Element data from apps and pages

==========

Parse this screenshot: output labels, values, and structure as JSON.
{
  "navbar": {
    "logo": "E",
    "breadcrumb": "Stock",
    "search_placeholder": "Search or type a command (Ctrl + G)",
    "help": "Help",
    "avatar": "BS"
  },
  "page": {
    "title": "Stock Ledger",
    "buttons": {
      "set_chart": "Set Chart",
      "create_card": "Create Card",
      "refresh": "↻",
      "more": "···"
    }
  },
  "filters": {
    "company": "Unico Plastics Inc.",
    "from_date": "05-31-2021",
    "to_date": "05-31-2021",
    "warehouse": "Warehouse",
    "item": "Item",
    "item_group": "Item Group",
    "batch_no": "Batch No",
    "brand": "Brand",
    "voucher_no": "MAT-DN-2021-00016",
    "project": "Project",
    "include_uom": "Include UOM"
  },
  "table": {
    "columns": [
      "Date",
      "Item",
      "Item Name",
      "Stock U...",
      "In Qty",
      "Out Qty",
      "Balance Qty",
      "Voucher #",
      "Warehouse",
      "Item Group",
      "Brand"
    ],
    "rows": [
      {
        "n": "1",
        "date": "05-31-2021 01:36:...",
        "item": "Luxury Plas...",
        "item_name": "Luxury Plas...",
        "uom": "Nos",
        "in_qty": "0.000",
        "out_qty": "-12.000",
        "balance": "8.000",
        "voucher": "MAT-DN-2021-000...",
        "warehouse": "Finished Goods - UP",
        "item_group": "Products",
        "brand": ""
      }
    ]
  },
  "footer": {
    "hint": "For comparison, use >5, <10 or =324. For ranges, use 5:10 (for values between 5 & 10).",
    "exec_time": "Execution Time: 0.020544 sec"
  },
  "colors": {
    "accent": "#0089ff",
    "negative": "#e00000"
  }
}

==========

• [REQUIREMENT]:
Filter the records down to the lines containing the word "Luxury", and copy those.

• [SOLVED PROBLEM]:
        "item": "Luxury Plas...",
        "item_name": "Luxury Plas...",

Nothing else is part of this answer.